All of the data must be written out verbatim, with pictures excluded.

Data supplied:
────────────────────────────────────────
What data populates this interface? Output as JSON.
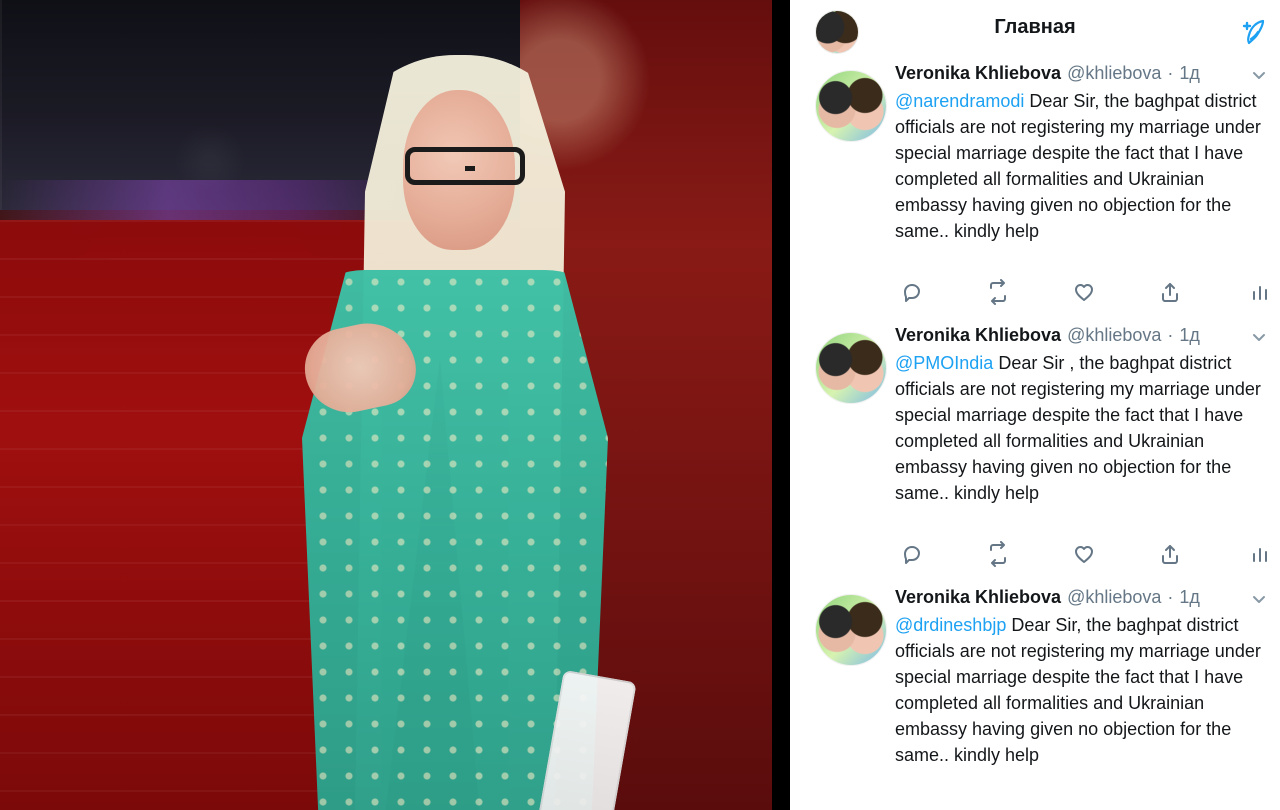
{
  "header": {
    "title": "Главная",
    "compose_icon": "compose-feather-icon",
    "avatar_icon": "avatar"
  },
  "tweets": [
    {
      "author_name": "Veronika Khliebova",
      "author_handle": "@khliebova",
      "separator": "·",
      "time": "1д",
      "mention": "@narendramodi",
      "text_after_mention": " Dear Sir, the baghpat district officials are not registering my marriage under special marriage despite the fact that I have completed all formalities and Ukrainian embassy having given no objection for the same.. kindly help"
    },
    {
      "author_name": "Veronika Khliebova",
      "author_handle": "@khliebova",
      "separator": "·",
      "time": "1д",
      "mention": "@PMOIndia",
      "text_after_mention": " Dear Sir , the baghpat district officials are not registering my marriage under special marriage despite the fact that I have completed all formalities and Ukrainian embassy having given no objection for the same.. kindly help"
    },
    {
      "author_name": "Veronika Khliebova",
      "author_handle": "@khliebova",
      "separator": "·",
      "time": "1д",
      "mention": "@drdineshbjp",
      "text_after_mention": " Dear Sir, the baghpat district officials are not registering my marriage under special marriage despite the fact that I have completed all formalities and Ukrainian embassy having given no objection for the same.. kindly help"
    }
  ],
  "colors": {
    "accent": "#1da1f2",
    "text": "#14171a",
    "muted": "#657786",
    "divider": "#e6ecf0"
  }
}
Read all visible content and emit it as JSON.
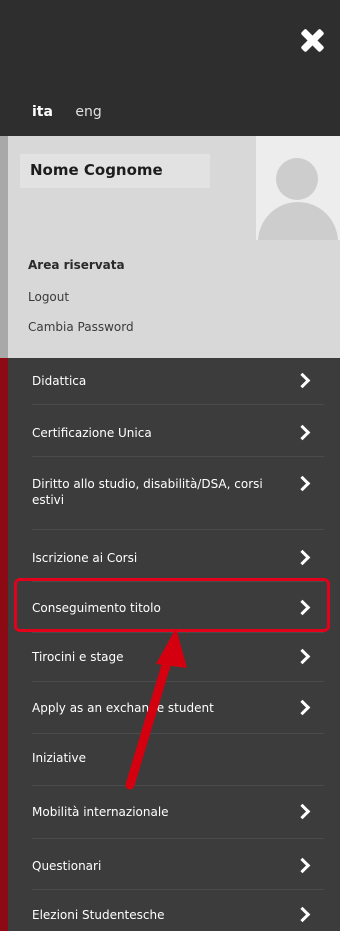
{
  "header": {
    "languages": [
      "ita",
      "eng"
    ]
  },
  "user": {
    "name": "Nome Cognome",
    "section_title": "Area riservata",
    "links": [
      "Logout",
      "Cambia Password"
    ]
  },
  "menu": {
    "items": [
      {
        "label": "Didattica",
        "has_arrow": true
      },
      {
        "label": "Certificazione Unica",
        "has_arrow": true
      },
      {
        "label": "Diritto allo studio, disabilità/DSA, corsi estivi",
        "has_arrow": true
      },
      {
        "label": "Iscrizione ai Corsi",
        "has_arrow": true
      },
      {
        "label": "Conseguimento titolo",
        "has_arrow": true
      },
      {
        "label": "Tirocini e stage",
        "has_arrow": true
      },
      {
        "label": "Apply as an exchange student",
        "has_arrow": true
      },
      {
        "label": "Iniziative",
        "has_arrow": false
      },
      {
        "label": "Mobilità internazionale",
        "has_arrow": true
      },
      {
        "label": "Questionari",
        "has_arrow": true
      },
      {
        "label": "Elezioni Studentesche",
        "has_arrow": true
      }
    ]
  },
  "annotation": {
    "highlight_color": "#e3001b",
    "highlighted_item": "Conseguimento titolo"
  }
}
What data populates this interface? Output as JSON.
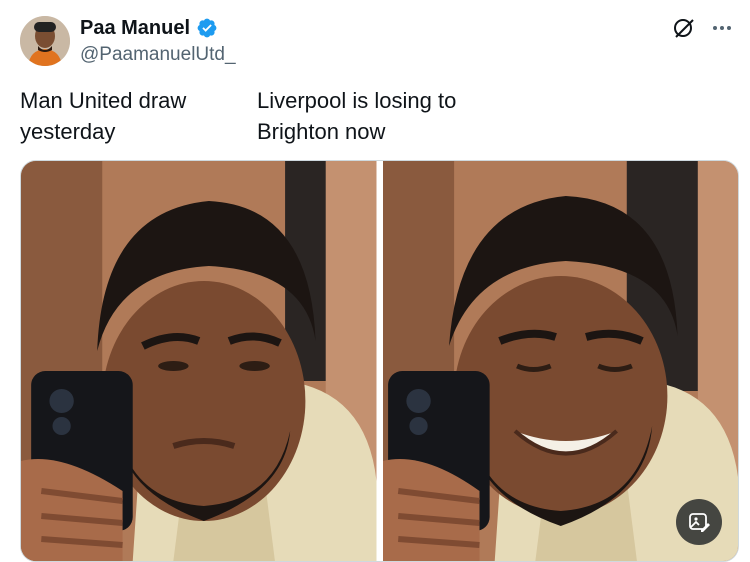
{
  "author": {
    "name": "Paa Manuel",
    "handle": "@PaamanuelUtd_",
    "verified_icon": "verified-badge-icon",
    "verified_color": "#1d9bf0"
  },
  "captions": {
    "left": "Man United draw yesterday",
    "right": "Liverpool is losing to Brighton now"
  },
  "icons": {
    "grok": "grok-icon",
    "more": "more-icon",
    "alt": "edit-image-icon"
  },
  "colors": {
    "text": "#0f1419",
    "secondary": "#536471",
    "border": "#cfd9de"
  }
}
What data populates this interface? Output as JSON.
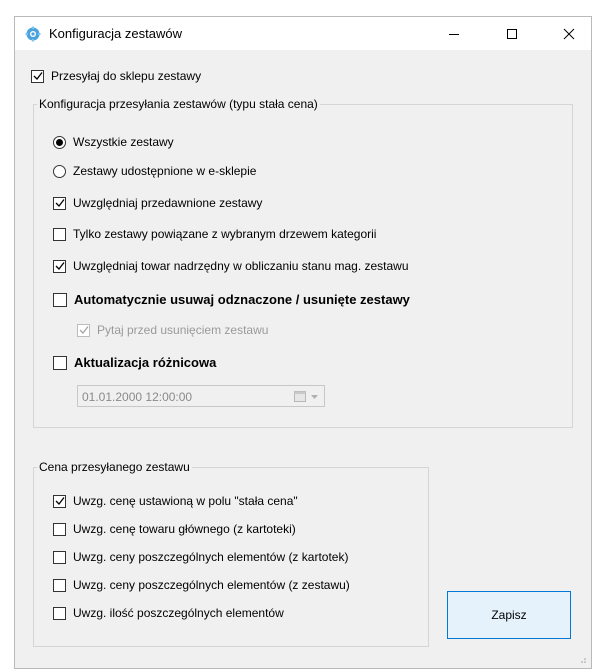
{
  "window": {
    "title": "Konfiguracja zestawów",
    "controls": {
      "minimize": "minimize-icon",
      "maximize": "maximize-icon",
      "close": "close-icon"
    }
  },
  "top_checkbox": {
    "label": "Przesyłaj do sklepu zestawy",
    "checked": true
  },
  "config_group": {
    "title": "Konfiguracja przesyłania zestawów (typu stała cena)",
    "radio_all": {
      "label": "Wszystkie zestawy",
      "selected": true
    },
    "radio_shared": {
      "label": "Zestawy udostępnione w e-sklepie",
      "selected": false
    },
    "cb_discontinued": {
      "label": "Uwzględniaj przedawnione zestawy",
      "checked": true
    },
    "cb_category": {
      "label": "Tylko zestawy powiązane z wybranym drzewem kategorii",
      "checked": false
    },
    "cb_parent": {
      "label": "Uwzględniaj towar nadrzędny w obliczaniu stanu mag. zestawu",
      "checked": true
    },
    "cb_autodelete": {
      "label": "Automatycznie usuwaj odznaczone / usunięte zestawy",
      "checked": false
    },
    "cb_ask": {
      "label": "Pytaj przed usunięciem zestawu",
      "checked": true,
      "disabled": true
    },
    "cb_diff": {
      "label": "Aktualizacja różnicowa",
      "checked": false
    },
    "date_value": "01.01.2000 12:00:00"
  },
  "price_group": {
    "title": "Cena przesyłanego zestawu",
    "items": [
      {
        "label": "Uwzg. cenę ustawioną w polu \"stała cena\"",
        "checked": true
      },
      {
        "label": "Uwzg. cenę towaru głównego (z kartoteki)",
        "checked": false
      },
      {
        "label": "Uwzg. ceny poszczególnych elementów (z kartotek)",
        "checked": false
      },
      {
        "label": "Uwzg. ceny poszczególnych elementów (z zestawu)",
        "checked": false
      },
      {
        "label": "Uwzg. ilość poszczególnych elementów",
        "checked": false
      }
    ]
  },
  "save_button": {
    "label": "Zapisz"
  },
  "colors": {
    "accent": "#0078d7",
    "window_bg": "#f0f0f0",
    "button_bg": "#e5f1fb"
  }
}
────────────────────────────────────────
Exercise solution:
What data populates this interface? Output as JSON.
{
  "header": {
    "title": "Главная",
    "compose_icon": "compose-feather-icon",
    "avatar_icon": "avatar"
  },
  "tweets": [
    {
      "author_name": "Veronika Khliebova",
      "author_handle": "@khliebova",
      "separator": "·",
      "time": "1д",
      "mention": "@narendramodi",
      "text_after_mention": " Dear Sir, the baghpat district officials are not registering my marriage under special marriage despite the fact that I have completed all formalities and Ukrainian embassy having given no objection for the same.. kindly help"
    },
    {
      "author_name": "Veronika Khliebova",
      "author_handle": "@khliebova",
      "separator": "·",
      "time": "1д",
      "mention": "@PMOIndia",
      "text_after_mention": " Dear Sir , the baghpat district officials are not registering my marriage under special marriage despite the fact that I have completed all formalities and Ukrainian embassy having given no objection for the same.. kindly help"
    },
    {
      "author_name": "Veronika Khliebova",
      "author_handle": "@khliebova",
      "separator": "·",
      "time": "1д",
      "mention": "@drdineshbjp",
      "text_after_mention": " Dear Sir, the baghpat district officials are not registering my marriage under special marriage despite the fact that I have completed all formalities and Ukrainian embassy having given no objection for the same.. kindly help"
    }
  ],
  "colors": {
    "accent": "#1da1f2",
    "text": "#14171a",
    "muted": "#657786",
    "divider": "#e6ecf0"
  }
}
Read all visible content and emit it as JSON.
{
  "header": {
    "languages": [
      "ita",
      "eng"
    ]
  },
  "user": {
    "name": "Nome Cognome",
    "section_title": "Area riservata",
    "links": [
      "Logout",
      "Cambia Password"
    ]
  },
  "menu": {
    "items": [
      {
        "label": "Didattica",
        "has_arrow": true
      },
      {
        "label": "Certificazione Unica",
        "has_arrow": true
      },
      {
        "label": "Diritto allo studio, disabilità/DSA, corsi estivi",
        "has_arrow": true
      },
      {
        "label": "Iscrizione ai Corsi",
        "has_arrow": true
      },
      {
        "label": "Conseguimento titolo",
        "has_arrow": true
      },
      {
        "label": "Tirocini e stage",
        "has_arrow": true
      },
      {
        "label": "Apply as an exchange student",
        "has_arrow": true
      },
      {
        "label": "Iniziative",
        "has_arrow": false
      },
      {
        "label": "Mobilità internazionale",
        "has_arrow": true
      },
      {
        "label": "Questionari",
        "has_arrow": true
      },
      {
        "label": "Elezioni Studentesche",
        "has_arrow": true
      }
    ]
  },
  "annotation": {
    "highlight_color": "#e3001b",
    "highlighted_item": "Conseguimento titolo"
  }
}
What data populates this interface? Output as JSON.
{
  "author": {
    "name": "Paa Manuel",
    "handle": "@PaamanuelUtd_",
    "verified_icon": "verified-badge-icon",
    "verified_color": "#1d9bf0"
  },
  "captions": {
    "left": "Man United draw yesterday",
    "right": "Liverpool is losing to Brighton now"
  },
  "icons": {
    "grok": "grok-icon",
    "more": "more-icon",
    "alt": "edit-image-icon"
  },
  "colors": {
    "text": "#0f1419",
    "secondary": "#536471",
    "border": "#cfd9de"
  }
}
What data populates this interface? Output as JSON.
{
  "window": {
    "title": "Konfiguracja zestawów",
    "controls": {
      "minimize": "minimize-icon",
      "maximize": "maximize-icon",
      "close": "close-icon"
    }
  },
  "top_checkbox": {
    "label": "Przesyłaj do sklepu zestawy",
    "checked": true
  },
  "config_group": {
    "title": "Konfiguracja przesyłania zestawów (typu stała cena)",
    "radio_all": {
      "label": "Wszystkie zestawy",
      "selected": true
    },
    "radio_shared": {
      "label": "Zestawy udostępnione w e-sklepie",
      "selected": false
    },
    "cb_discontinued": {
      "label": "Uwzględniaj przedawnione zestawy",
      "checked": true
    },
    "cb_category": {
      "label": "Tylko zestawy powiązane z wybranym drzewem kategorii",
      "checked": false
    },
    "cb_parent": {
      "label": "Uwzględniaj towar nadrzędny w obliczaniu stanu mag. zestawu",
      "checked": true
    },
    "cb_autodelete": {
      "label": "Automatycznie usuwaj odznaczone / usunięte zestawy",
      "checked": false
    },
    "cb_ask": {
      "label": "Pytaj przed usunięciem zestawu",
      "checked": true,
      "disabled": true
    },
    "cb_diff": {
      "label": "Aktualizacja różnicowa",
      "checked": false
    },
    "date_value": "01.01.2000 12:00:00"
  },
  "price_group": {
    "title": "Cena przesyłanego zestawu",
    "items": [
      {
        "label": "Uwzg. cenę ustawioną w polu \"stała cena\"",
        "checked": true
      },
      {
        "label": "Uwzg. cenę towaru głównego (z kartoteki)",
        "checked": false
      },
      {
        "label": "Uwzg. ceny poszczególnych elementów (z kartotek)",
        "checked": false
      },
      {
        "label": "Uwzg. ceny poszczególnych elementów (z zestawu)",
        "checked": false
      },
      {
        "label": "Uwzg. ilość poszczególnych elementów",
        "checked": false
      }
    ]
  },
  "save_button": {
    "label": "Zapisz"
  },
  "colors": {
    "accent": "#0078d7",
    "window_bg": "#f0f0f0",
    "button_bg": "#e5f1fb"
  }
}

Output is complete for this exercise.